Explosions in Transnistria fuel fears Ukraine war could spread
Authorities in Transnistria reported explosions this week at sites including state security headquarters and radio towers used to broadcast Russian-language news.
The big picture: Transnistria, a breakaway republic that governs a narrow strip of territory on the border with Ukraine, is an international anomaly dating to the breakup of the Soviet Union. It is aligned with Russia and hosts 1,500 Russian troops, but it's internationally recognized as part of Moldova and uses some Moldovan public services.
- After the explosions, the separatist government accused Ukrainian saboteurs, Ukraine accused Russia of a false flag operation, Moldova blamed “pro-war forces” within Transnistria, and the Pentagon admitted that it didn’t know who was responsible.
- Moldova, which has a tiny army, a pro-EU government and an acute reliance on Russia, particularly for energy, is concerned.
- "We condemn any challenges and attempts to lure the Republic of Moldova into actions that could jeopardize peace in the country," President Maia Sandu said Tuesday.

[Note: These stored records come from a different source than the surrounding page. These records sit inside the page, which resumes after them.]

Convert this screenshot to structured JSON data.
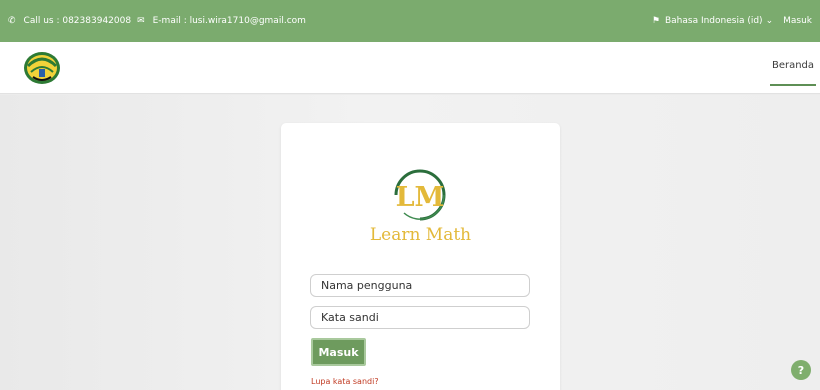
{
  "topbar": {
    "phone_icon": "phone-icon",
    "call_text": "Call us : 082383942008",
    "mail_icon": "mail-icon",
    "email_text": "E-mail : lusi.wira1710@gmail.com",
    "lang_icon": "language-flag-icon",
    "language": "Bahasa Indonesia (id)",
    "language_caret": "⌄",
    "login_link": "Masuk"
  },
  "navbar": {
    "logo_icon": "university-emblem-icon",
    "home_link": "Beranda"
  },
  "login_card": {
    "emblem_letters": "LM",
    "brand_name": "Learn Math",
    "username_placeholder": "Nama pengguna",
    "password_placeholder": "Kata sandi",
    "submit_label": "Masuk",
    "forgot_link": "Lupa kata sandi?"
  },
  "help_button": {
    "label": "?"
  },
  "colors": {
    "topbar": "#7bab6e",
    "button": "#6e9b5e",
    "brand_gold": "#e3b93a",
    "forgot_red": "#c03a22"
  }
}
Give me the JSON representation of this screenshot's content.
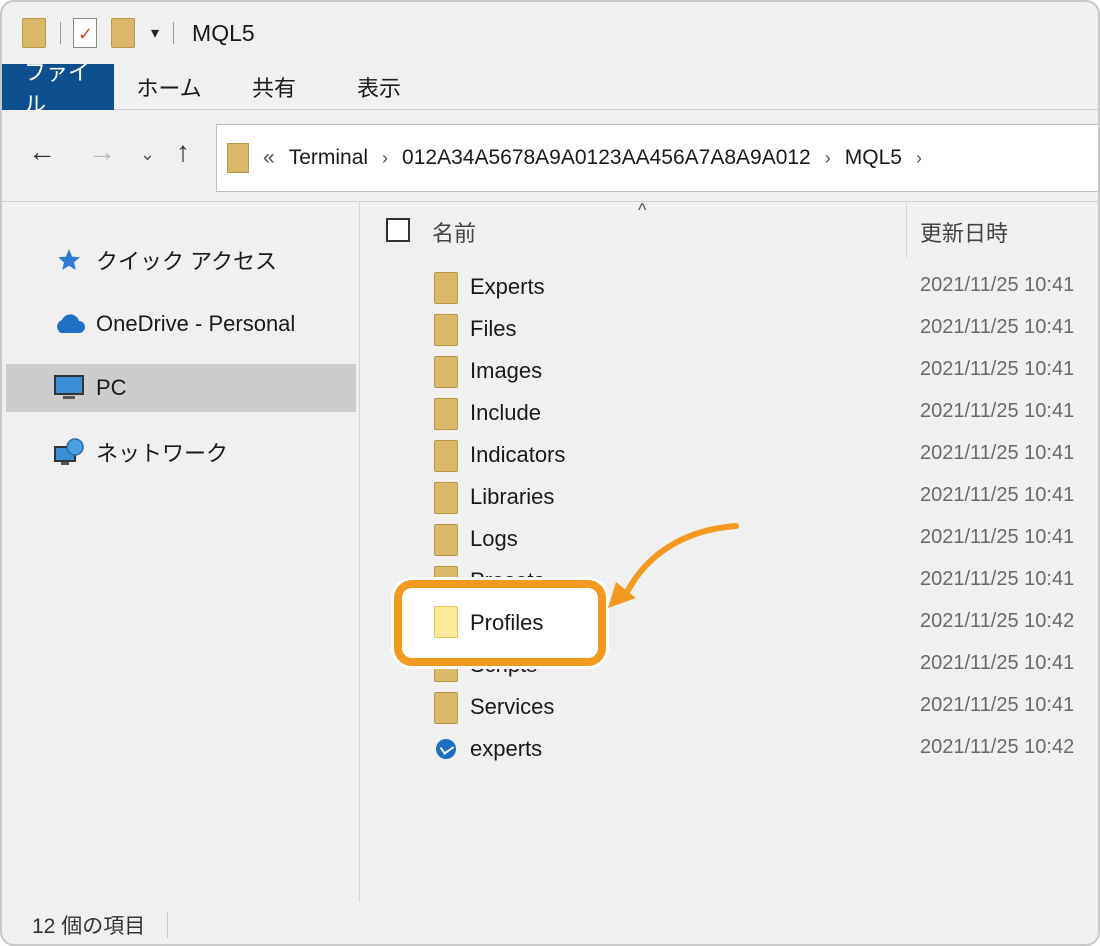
{
  "window": {
    "title": "MQL5",
    "quick_access": {
      "caret": "▾"
    }
  },
  "ribbon": {
    "tabs": [
      {
        "label": "ファイル",
        "active": true
      },
      {
        "label": "ホーム"
      },
      {
        "label": "共有"
      },
      {
        "label": "表示"
      }
    ]
  },
  "nav": {
    "back": "←",
    "forward": "→",
    "recent": "⌄",
    "up": "↑",
    "address": {
      "overflow": "«",
      "crumbs": [
        "Terminal",
        "012A34A5678A9A0123AA456A7A8A9A012",
        "MQL5"
      ],
      "separator": "›"
    }
  },
  "sidebar": {
    "items": [
      {
        "label": "クイック アクセス",
        "icon": "star-icon"
      },
      {
        "label": "OneDrive - Personal",
        "icon": "cloud-icon"
      },
      {
        "label": "PC",
        "icon": "monitor-icon",
        "selected": true
      },
      {
        "label": "ネットワーク",
        "icon": "network-icon"
      }
    ]
  },
  "list": {
    "header": {
      "name": "名前",
      "date": "更新日時",
      "sort_indicator": "^"
    },
    "rows": [
      {
        "name": "Experts",
        "date": "2021/11/25 10:41",
        "type": "folder"
      },
      {
        "name": "Files",
        "date": "2021/11/25 10:41",
        "type": "folder"
      },
      {
        "name": "Images",
        "date": "2021/11/25 10:41",
        "type": "folder"
      },
      {
        "name": "Include",
        "date": "2021/11/25 10:41",
        "type": "folder"
      },
      {
        "name": "Indicators",
        "date": "2021/11/25 10:41",
        "type": "folder"
      },
      {
        "name": "Libraries",
        "date": "2021/11/25 10:41",
        "type": "folder"
      },
      {
        "name": "Logs",
        "date": "2021/11/25 10:41",
        "type": "folder"
      },
      {
        "name": "Presets",
        "date": "2021/11/25 10:41",
        "type": "folder"
      },
      {
        "name": "Profiles",
        "date": "2021/11/25 10:42",
        "type": "folder",
        "highlighted": true
      },
      {
        "name": "Scripts",
        "date": "2021/11/25 10:41",
        "type": "folder"
      },
      {
        "name": "Services",
        "date": "2021/11/25 10:41",
        "type": "folder"
      },
      {
        "name": "experts",
        "date": "2021/11/25 10:42",
        "type": "dat"
      }
    ]
  },
  "status": {
    "item_count": "12 個の項目"
  },
  "colors": {
    "accent": "#0d4f8f",
    "highlight": "#f29a20",
    "folder": "#d9b86a"
  }
}
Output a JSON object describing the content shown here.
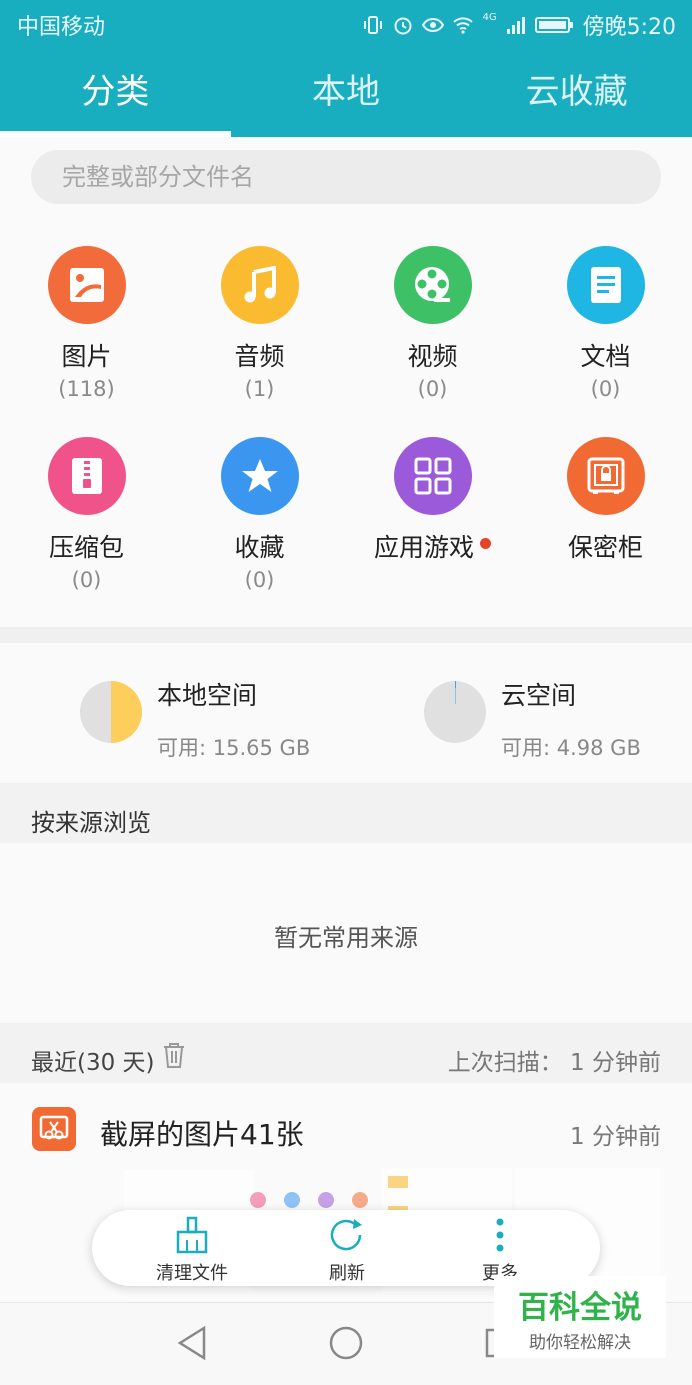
{
  "status_bar": {
    "carrier": "中国移动",
    "time": "傍晚5:20",
    "network": "4G"
  },
  "tabs": [
    {
      "label": "分类",
      "active": true
    },
    {
      "label": "本地",
      "active": false
    },
    {
      "label": "云收藏",
      "active": false
    }
  ],
  "search": {
    "placeholder": "完整或部分文件名"
  },
  "categories": [
    {
      "label": "图片",
      "count": "(118)",
      "color": "#f26b3a",
      "icon": "image-icon"
    },
    {
      "label": "音频",
      "count": "(1)",
      "color": "#fbbb31",
      "icon": "music-icon"
    },
    {
      "label": "视频",
      "count": "(0)",
      "color": "#3ec066",
      "icon": "film-reel-icon"
    },
    {
      "label": "文档",
      "count": "(0)",
      "color": "#1fb6e3",
      "icon": "document-icon"
    },
    {
      "label": "压缩包",
      "count": "(0)",
      "color": "#f0528a",
      "icon": "zip-icon"
    },
    {
      "label": "收藏",
      "count": "(0)",
      "color": "#3b96f0",
      "icon": "star-icon"
    },
    {
      "label": "应用游戏",
      "count": "",
      "color": "#9a5ad9",
      "icon": "apps-grid-icon",
      "badge": true
    },
    {
      "label": "保密柜",
      "count": "",
      "color": "#f26a33",
      "icon": "safe-icon"
    }
  ],
  "storage": {
    "local": {
      "title": "本地空间",
      "available": "可用: 15.65 GB",
      "used_fraction": 0.5
    },
    "cloud": {
      "title": "云空间",
      "available": "可用: 4.98 GB",
      "used_fraction": 0.005
    }
  },
  "browse_by_source": {
    "heading": "按来源浏览",
    "empty_text": "暂无常用来源"
  },
  "recent": {
    "heading": "最近(30 天)",
    "last_scan": "上次扫描：  1 分钟前",
    "items": [
      {
        "title": "截屏的图片41张",
        "time": "1 分钟前",
        "icon": "screenshot-scissors-icon"
      }
    ]
  },
  "bottom_actions": [
    {
      "label": "清理文件",
      "icon": "broom-icon"
    },
    {
      "label": "刷新",
      "icon": "refresh-icon"
    },
    {
      "label": "更多",
      "icon": "more-vertical-icon"
    }
  ],
  "watermark": {
    "title": "百科全说",
    "subtitle": "助你轻松解决"
  },
  "colors": {
    "header": "#19aebf",
    "accent": "#19aebf"
  }
}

She also accused Russia of using various means to try to destabilize Moldova.
The backdrop: This all happened days after a Russian general said Russia aimed to take all of southern Ukraine to link up with Transnistria.
- That doesn’t currently look militarily feasible, but as the war continues, the situation in Transnistria will bear watching.